Without strategies for managing these two substantial roadblocks, the result is that coaching is only offered to teachers whose students are underperforming, which gives the entire process a negative association. Coaching becomes a tool to address incompetence or poor test results rather than a process that elevates the practice of all. Finally, a third issue that arises with coaching is capacity. How many instructional leaders feel comfortable providing guidance about teaching, particularly in areas of expertise outside their own? Rather than lean into this challenge, some administrators may practice avoidance.
The power of coaching can transform the experiences of both teachers and students. Kartik Jayaram (2012), a senior partner at McKinsey in Nairobi who has a background in redesigning educational structures and his colleagues explain that for the results of professional development (PD) to show direct gains to student growth, leaders must be precise about how to connect theory to practices that have been proven to be effective, such as meaningful coaching. The authors identify five steps to achieving better outcomes:

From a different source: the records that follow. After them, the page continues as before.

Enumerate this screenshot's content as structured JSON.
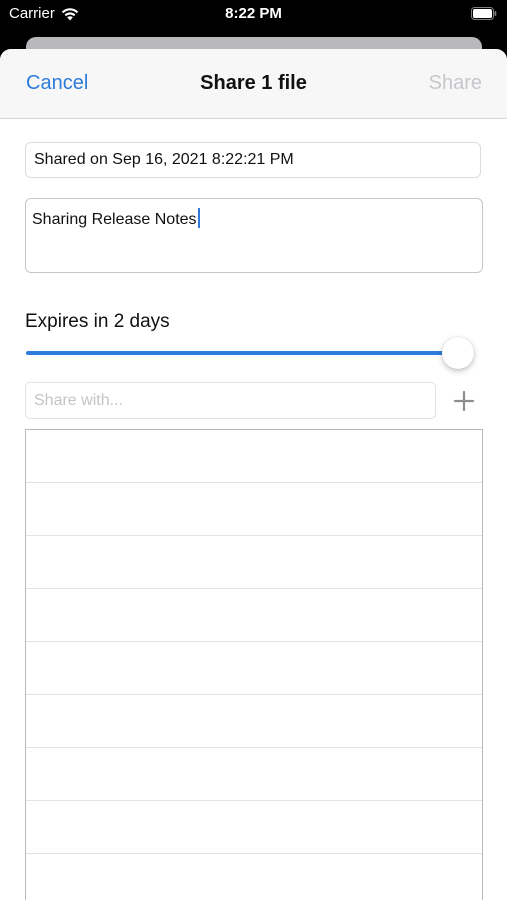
{
  "status_bar": {
    "carrier": "Carrier",
    "time": "8:22 PM",
    "icons": [
      "wifi-icon",
      "battery-icon"
    ]
  },
  "nav": {
    "cancel_label": "Cancel",
    "title": "Share 1 file",
    "share_label": "Share",
    "share_enabled": false
  },
  "form": {
    "shared_name_value": "Shared on Sep 16, 2021 8:22:21 PM",
    "notes_value": "Sharing Release Notes",
    "expires_label": "Expires in 2 days",
    "expiry_slider_fraction": 1.0,
    "share_with_placeholder": "Share with...",
    "share_with_value": "",
    "add_icon": "plus-icon"
  },
  "recipients": {
    "rows": [
      "",
      "",
      "",
      "",
      "",
      "",
      "",
      "",
      ""
    ]
  },
  "colors": {
    "accent": "#2f7bdc",
    "disabled": "#c7c7cc",
    "nav_background": "#f7f7f7"
  }
}
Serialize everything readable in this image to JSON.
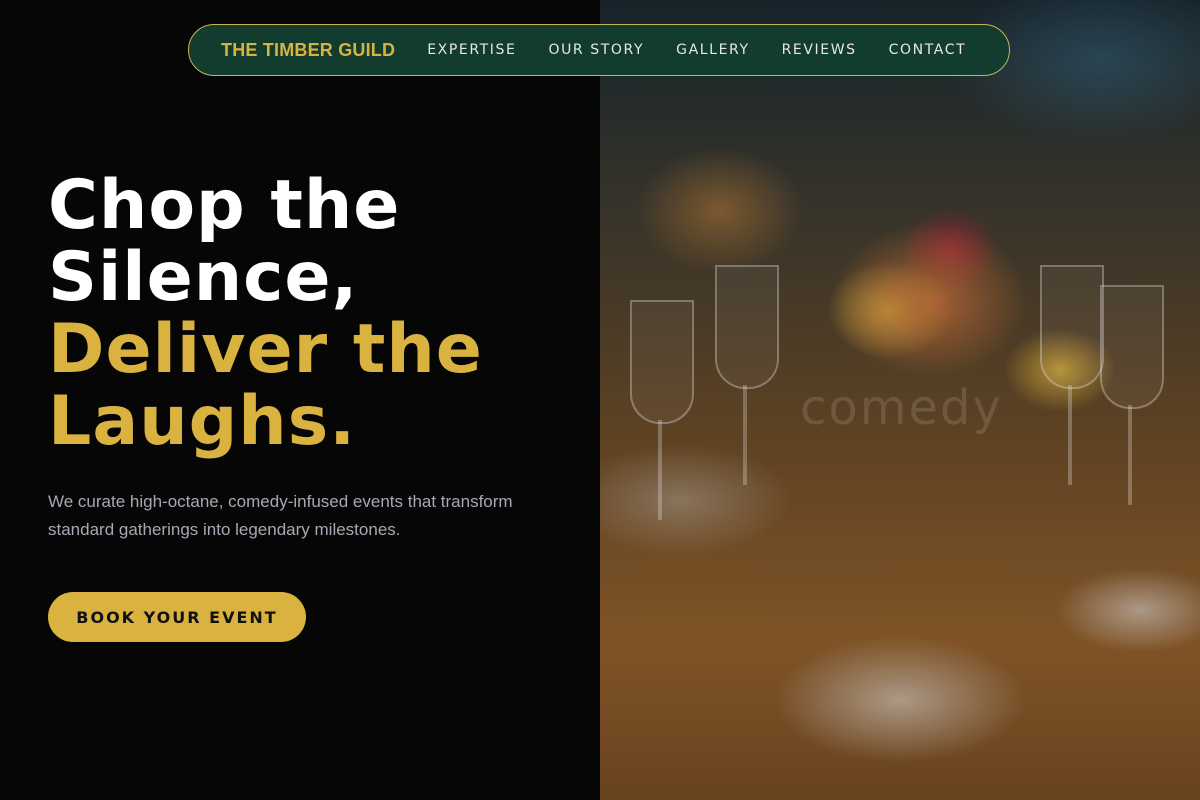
{
  "nav": {
    "brand": "THE TIMBER GUILD",
    "links": [
      "EXPERTISE",
      "OUR STORY",
      "GALLERY",
      "REVIEWS",
      "CONTACT"
    ]
  },
  "hero": {
    "headline_white_1": "Chop the",
    "headline_white_2": "Silence,",
    "headline_gold_1": "Deliver the",
    "headline_gold_2": "Laughs.",
    "subtext": "We curate high-octane, comedy-infused events that transform standard gatherings into legendary milestones.",
    "cta_label": "BOOK YOUR EVENT"
  },
  "image": {
    "watermark": "comedy"
  },
  "colors": {
    "accent_gold": "#d9b23f",
    "nav_green": "#123d2e",
    "background": "#060606"
  }
}
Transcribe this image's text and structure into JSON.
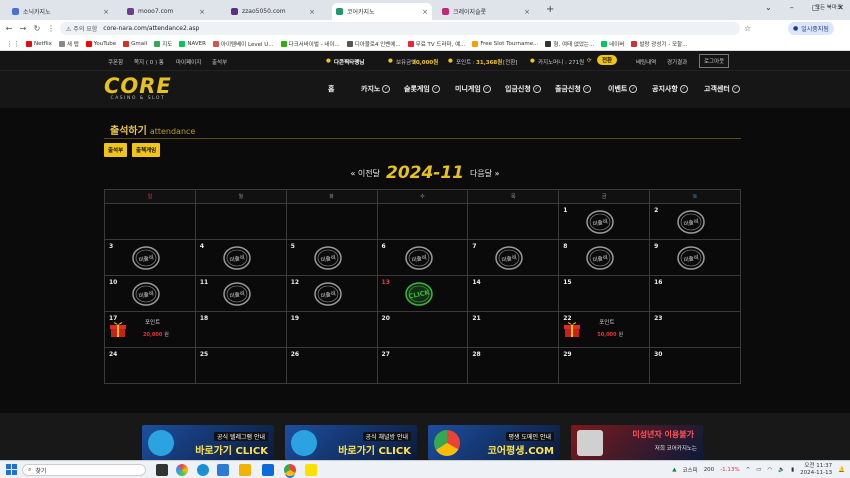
{
  "browser": {
    "tabs": [
      {
        "title": "소닉카지노",
        "color": "#4a6fd8"
      },
      {
        "title": "mooo7.com",
        "color": "#6b3d8a"
      },
      {
        "title": "zzao5050.com",
        "color": "#5a2e88"
      },
      {
        "title": "코어카지노",
        "color": "#1a9a6a"
      },
      {
        "title": "크레이지슬롯",
        "color": "#c2287a"
      }
    ],
    "add_tab": "+",
    "window_controls": [
      "⌄",
      "–",
      "▢",
      "✕"
    ],
    "security_label": "주의 요함",
    "url": "core-nara.com/attendance2.asp",
    "profile": "일시중지됨",
    "bookmarks": [
      {
        "label": "Netflix",
        "color": "#e50914"
      },
      {
        "label": "새 탭",
        "color": "#888"
      },
      {
        "label": "YouTube",
        "color": "#ff0000"
      },
      {
        "label": "Gmail",
        "color": "#d93025"
      },
      {
        "label": "지도",
        "color": "#34a853"
      },
      {
        "label": "NAVER",
        "color": "#03c75a"
      },
      {
        "label": "아이템베이 Level U...",
        "color": "#d9534f"
      },
      {
        "label": "다크서바이벌 - 네이...",
        "color": "#2db400"
      },
      {
        "label": "디아블로4 인벤에...",
        "color": "#555"
      },
      {
        "label": "무료 TV 드라마, 예...",
        "color": "#e23"
      },
      {
        "label": "Free Slot Tourname...",
        "color": "#f4a000"
      },
      {
        "label": "형, 여태 없었는...",
        "color": "#333"
      },
      {
        "label": "네이버",
        "color": "#03c75a"
      },
      {
        "label": "발랑 광성기 - 모할...",
        "color": "#c33"
      }
    ],
    "all_bookmarks": "모든 북마크"
  },
  "topbar": {
    "links": [
      "쿠폰함",
      "쪽지 ( 0 ) 통",
      "마이페이지",
      "출석부"
    ],
    "nickname": "다콘찍타랭님",
    "balance_label": "보유금액 :",
    "balance": "20,000원",
    "point_label": "포인트 :",
    "point": "31,368원",
    "point_convert": "[전환]",
    "casino_money_label": "카지노머니 : 271원",
    "exchange_btn": "전환",
    "history": "배팅내역",
    "results": "경기결과",
    "logout": "로그아웃"
  },
  "logo": {
    "main": "CORE",
    "sub": "CASINO & SLOT"
  },
  "nav": [
    "홈",
    "카지노",
    "슬롯게임",
    "미니게임",
    "입금신청",
    "출금신청",
    "이벤트",
    "공지사항",
    "고객센터"
  ],
  "page": {
    "title": "출석하기",
    "title_en": "attendance",
    "btn_attendance": "출석부",
    "btn_rules": "출첵게임",
    "prev": "« 이전달",
    "month": "2024-11",
    "next": "다음달 »"
  },
  "calendar": {
    "weekdays": [
      "일",
      "월",
      "화",
      "수",
      "목",
      "금",
      "토"
    ],
    "weekday_colors": [
      "#e84040",
      "#999",
      "#999",
      "#999",
      "#999",
      "#999",
      "#4a7de8"
    ],
    "weeks": [
      [
        "",
        "",
        "",
        "",
        "",
        "1",
        "2"
      ],
      [
        "3",
        "4",
        "5",
        "6",
        "7",
        "8",
        "9"
      ],
      [
        "10",
        "11",
        "12",
        "13",
        "14",
        "15",
        "16"
      ],
      [
        "17",
        "18",
        "19",
        "20",
        "21",
        "22",
        "23"
      ],
      [
        "24",
        "25",
        "26",
        "27",
        "28",
        "29",
        "30"
      ]
    ],
    "missed_label": "미출석",
    "check_label": "CLICK",
    "missed_days": [
      "1",
      "2",
      "3",
      "4",
      "5",
      "6",
      "7",
      "8",
      "9",
      "10",
      "11",
      "12"
    ],
    "today": "13",
    "today_color": "#e84040",
    "rewards": [
      {
        "day": "17",
        "label": "포인트",
        "amount": "20,000",
        "unit": "원"
      },
      {
        "day": "22",
        "label": "포인트",
        "amount": "50,000",
        "unit": "원"
      }
    ]
  },
  "banners": [
    {
      "line1": "공식 텔레그램 안내",
      "line2": "바로가기 CLICK",
      "bg": "#1d4fa0"
    },
    {
      "line1": "공식 채널방 안내",
      "line2": "바로가기 CLICK",
      "bg": "#1d4fa0"
    },
    {
      "line1": "평생 도메인 안내",
      "line2": "코어평생.COM",
      "bg": "#1d4fa0"
    },
    {
      "line1": "미성년자 이용불가",
      "line2": "저희 코어카지노는",
      "bg": "#7a1a1a"
    }
  ],
  "taskbar": {
    "search": "찾기",
    "stock_name": "코스피",
    "stock_value": "200",
    "stock_change": "-1.13%",
    "time": "오전 11:37",
    "date": "2024-11-13"
  }
}
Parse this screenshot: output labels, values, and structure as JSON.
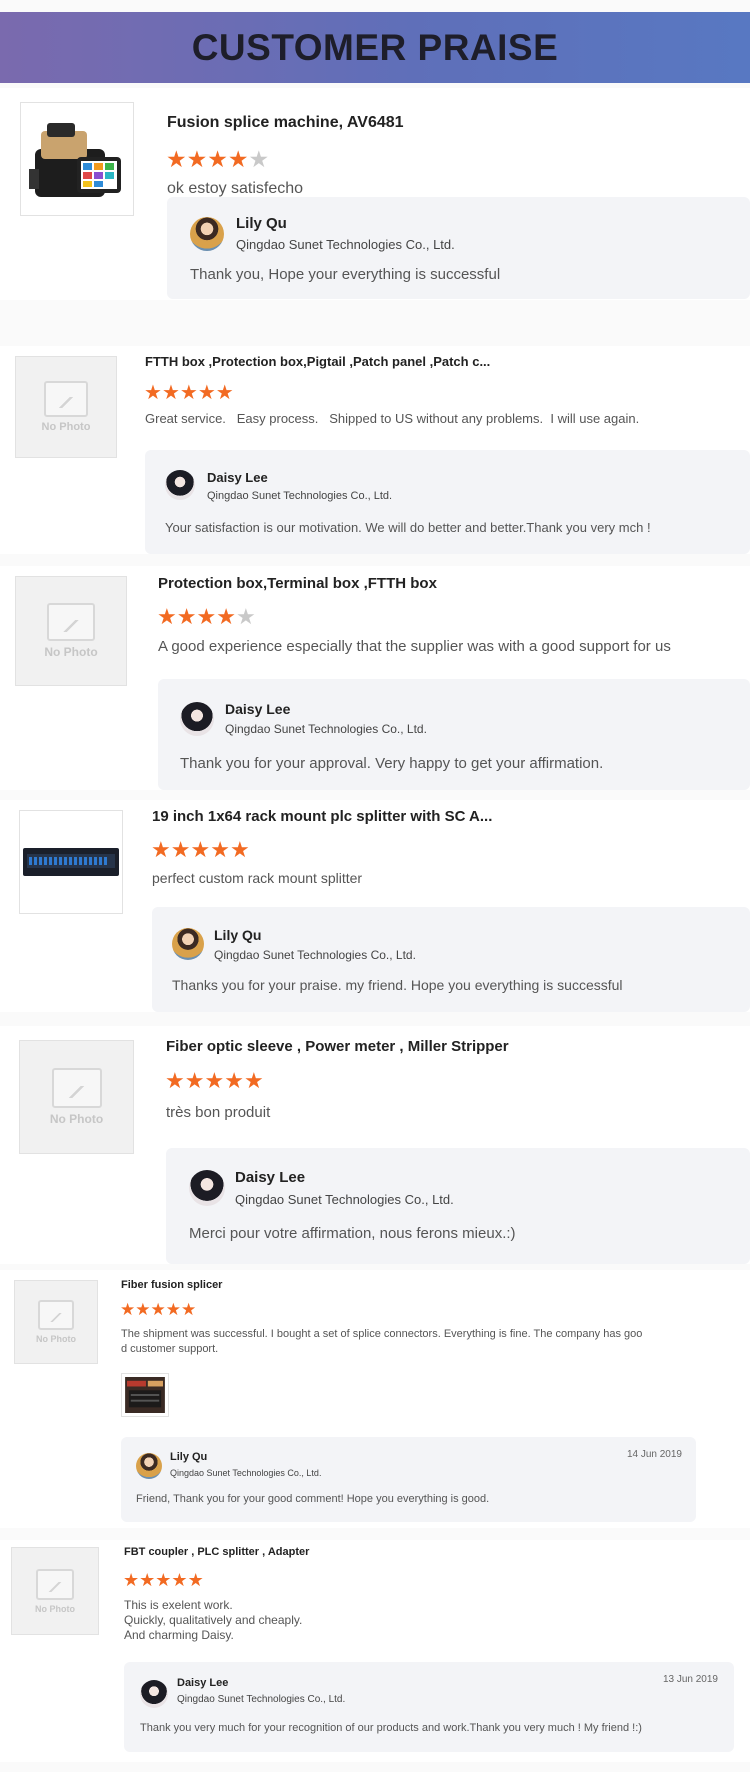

(1) Base the PD program on a vision of effective teaching;
(2) segment teachers and deliver PD strategically;
(3) make coaching the centerpiece of PD;
(4) move from “push” to “pull,” so that teachers get what they want, when they want it; and
(5) only offer PD with demonstrated impact. (p. 2)
By establishing coaching as the “centerpiece,” the authors indicate the importance of putting teachers’ needs (both individual and collective) at the forefront of PD efforts. The idea behind this goal is sound; school leaders cannot hope to improve practice with a one-size-fits-all approach to training.
The other essential piece of one-on-one coaching that Jayaram and colleagues (2012) speak to is impact. Actions must be measured by how processes affect student achievement. Perhaps that is why coaching energy goes most often to teachers who are perceived as not doing well; that way, any improvement they demonstrate should translate more visibly to a better experience for their classes.
However, the link between coaching and student growth is not necessarily a clear one. When leaders observe teachers who have been coached, they look at practice but might not connect a well-run instructional period to student performance, at least not explicitly. Furthermore, if leaders ignore the rest of the teaching staff and their coaching needs, teachers who may have been high performing could slide into mediocrity without anyone to systematically look at their methods and analyze what works and what might need an upgrade. Over time, skills that are not nurtured begin to atrophy for even the best practitioners.
Reprinted from Lead Like a Teacher: How to Elevate Expertise in Your School by Miriam Plotinsky. Copyright © 2023 by Miriam Plotinsky. Used with permission of the publisher, W. W. Norton & Company, Inc. All rights reserved.